“Not to be specifically mental health related but to really have a real platform where we could start to raise awareness of mental health issues, but also to support people.
“And we came up with a little concept, and I don’t know if people were doing it beforehand, but we thought we could get people to play football fairly easily.
“We can book a pitch, try and get some money together and I think we’ll get people to come along and play, it’s a free game of football and it’s probably the most popular sport in the country.
“So we decided that that was going to be the carrot to get people along, but we were really determined to provide a support network.”
Aaron said that being able to speak about and share experiences can help.
“We came up with the idea of, ‘let’s just encourage people to come into a room and chat afterwards’,” he said.
“We put on some biscuits, tea, coffee, soup, loads of different things over the course of time, but let’s just give them that environment to say, ‘look, if you want to, we’re going to go into the room, we’re going to sit down and we’re just going to chat and get to know each other’.
“And hopefully over time, we can start to build trust and we can create an environment where you won’t be judged and everyone will be supportive, and we’re all peers and we’ve all got different lived experiences.
“But maybe, if we talk about our own experiences and what we’re suffering and what we have suffered and overcome, then we can all learn a little bit from each other and we can all encourage one another to continue the fight.”
‘The UEFA award… I can’t even put it into words’
Earlier this year, the initiative was given a Silver Award by UEFA, an acknowledgement of the hard work carried out by Aaron and Siobhan.
He said it was “incredible” to receive the award from European football’s governing body.

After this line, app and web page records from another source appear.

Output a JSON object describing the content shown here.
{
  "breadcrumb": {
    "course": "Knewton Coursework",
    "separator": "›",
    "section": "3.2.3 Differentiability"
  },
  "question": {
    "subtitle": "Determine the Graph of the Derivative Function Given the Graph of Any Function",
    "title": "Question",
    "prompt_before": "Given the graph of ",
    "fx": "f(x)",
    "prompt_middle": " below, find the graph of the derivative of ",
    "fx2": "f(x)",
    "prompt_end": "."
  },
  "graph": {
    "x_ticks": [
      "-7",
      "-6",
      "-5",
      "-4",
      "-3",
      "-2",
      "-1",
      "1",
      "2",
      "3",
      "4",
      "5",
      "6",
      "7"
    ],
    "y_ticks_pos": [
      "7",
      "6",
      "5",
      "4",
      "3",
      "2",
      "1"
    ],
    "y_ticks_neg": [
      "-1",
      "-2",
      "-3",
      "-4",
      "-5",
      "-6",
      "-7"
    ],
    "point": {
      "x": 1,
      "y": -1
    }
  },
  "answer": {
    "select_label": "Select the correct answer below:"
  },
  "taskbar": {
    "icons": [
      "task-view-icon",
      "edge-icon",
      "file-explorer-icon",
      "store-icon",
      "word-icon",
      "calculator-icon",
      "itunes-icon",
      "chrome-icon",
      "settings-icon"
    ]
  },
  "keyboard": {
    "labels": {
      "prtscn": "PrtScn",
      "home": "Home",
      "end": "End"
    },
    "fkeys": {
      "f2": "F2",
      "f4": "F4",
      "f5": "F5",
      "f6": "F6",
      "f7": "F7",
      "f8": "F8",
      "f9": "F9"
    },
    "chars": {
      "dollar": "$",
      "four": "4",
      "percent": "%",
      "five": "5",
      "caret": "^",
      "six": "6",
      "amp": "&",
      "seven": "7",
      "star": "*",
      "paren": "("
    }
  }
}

And he paid tribute to all those who have taken part in the initiative and their bravery, which continues to inspire him.
“The UEFA award is just… I can’t even put it into words,” Aaron said.

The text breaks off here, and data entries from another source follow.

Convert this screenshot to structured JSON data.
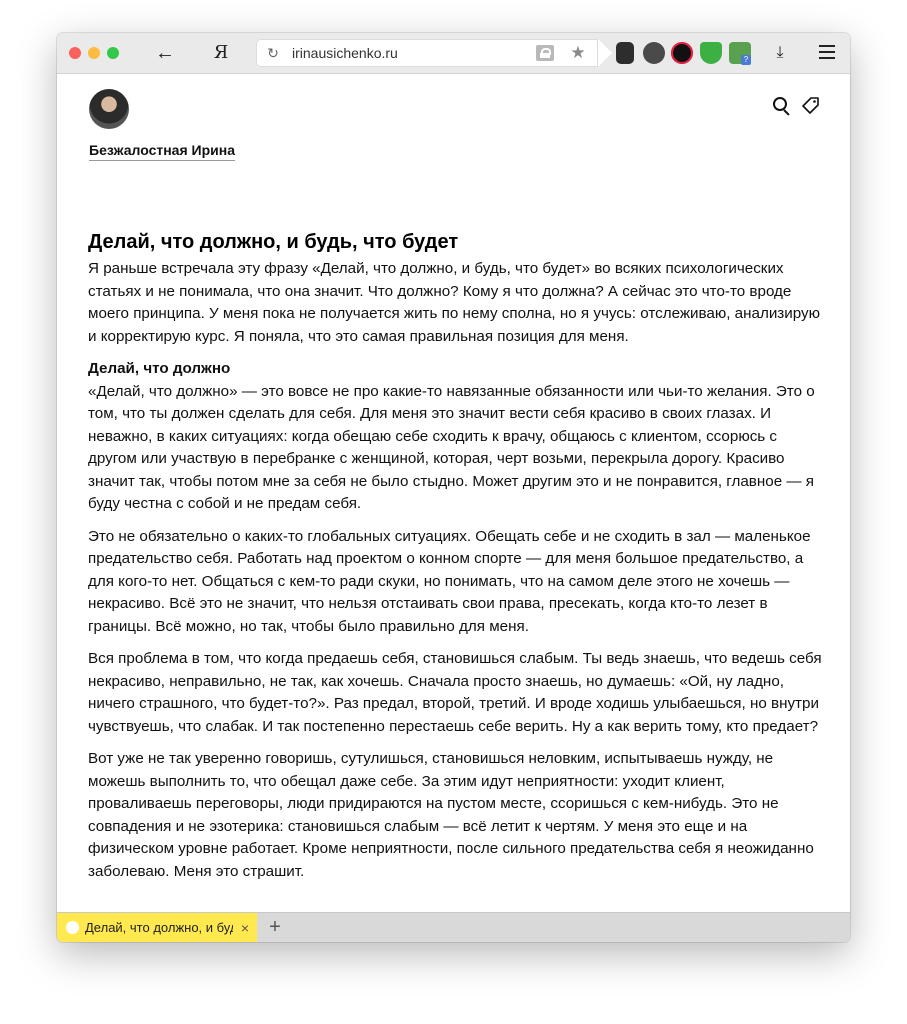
{
  "browser": {
    "url": "irinausichenko.ru",
    "ya_logo": "Я",
    "tab_title": "Делай, что должно, и будь, что будет",
    "ext_badge": "?"
  },
  "site": {
    "name": "Безжалостная Ирина"
  },
  "article": {
    "title": "Делай, что должно, и будь, что будет",
    "intro": "Я раньше встречала эту фразу «Делай, что должно, и будь, что будет» во всяких психологических статьях и не понимала, что она значит. Что должно? Кому я что должна? А сейчас это что-то вроде моего принципа. У меня пока не получается жить по нему сполна, но я учусь: отслеживаю, анализирую и корректирую курс. Я поняла, что это самая правильная позиция для меня.",
    "subheading": "Делай, что должно",
    "p1": "«Делай, что должно» — это вовсе не про какие-то навязанные обязанности или чьи-то желания. Это о том, что ты должен сделать для себя. Для меня это значит вести себя красиво в своих глазах. И неважно, в каких ситуациях: когда обещаю себе сходить к врачу, общаюсь с клиентом, ссорюсь с другом или участвую в перебранке с женщиной, которая, черт возьми, перекрыла дорогу. Красиво значит так, чтобы потом мне за себя не было стыдно. Может другим это и не понравится, главное — я буду честна с собой и не предам себя.",
    "p2": "Это не обязательно о каких-то глобальных ситуациях. Обещать себе и не сходить в зал — маленькое предательство себя. Работать над проектом о конном спорте  — для меня большое предательство, а для кого-то нет. Общаться с кем-то ради скуки, но понимать, что на самом деле этого не хочешь — некрасиво. Всё это не значит, что нельзя отстаивать свои права, пресекать, когда кто-то лезет в границы. Всё можно, но так, чтобы было правильно для меня.",
    "p3": "Вся проблема в том, что когда предаешь себя, становишься слабым. Ты ведь знаешь, что ведешь себя некрасиво, неправильно, не так, как хочешь. Сначала просто знаешь, но думаешь: «Ой, ну ладно, ничего страшного, что будет-то?». Раз предал, второй, третий. И вроде ходишь улыбаешься, но внутри чувствуешь, что слабак. И так постепенно перестаешь себе верить. Ну а как верить тому, кто предает?",
    "p4": "Вот уже не так уверенно говоришь, сутулишься, становишься неловким, испытываешь нужду, не можешь выполнить то, что обещал даже себе. За этим идут неприятности: уходит клиент, проваливаешь переговоры, люди придираются на пустом месте, ссоришься с кем-нибудь. Это не совпадения и не эзотерика: становишься слабым — всё летит к чертям. У меня это еще и на физическом уровне работает. Кроме неприятности, после сильного предательства себя я неожиданно заболеваю. Меня это страшит."
  },
  "icons": {
    "back": "←",
    "reload": "↻",
    "star": "★",
    "download": "⤓",
    "tag": "⌂",
    "close": "×",
    "plus": "+"
  }
}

“I look at UEFA as, my first thought and the first thought of most football fans, is UEFA Champions League and UEFA Europa League, the governing body for European football.
“To even think that someone within that governing body has noticed Time to Tackle doing work in the west of Scotland, just our little group that started off as myself and my wife on the couch one night in October 2019 just saying let’s book a five-a-side pitch and a room and let’s just wing it, for want of a better term.
“And to consider that being acknowledged by UEFA two and a half, two years down the line, it’s incredible and I think it shows the power of football.”
He added: “It makes me so proud, I know Siobhan is so proud and the people I’m most proud are the people who have engaged with us over the time.
“Because I know the stories, I know the backgrounds, I know what these people have come from and what they’re suffering and what they have suffered.
“And the bravery that we see every Wednesday, every Friday night at our groups, it’s so inspiring, it’s inspiring to me every time.”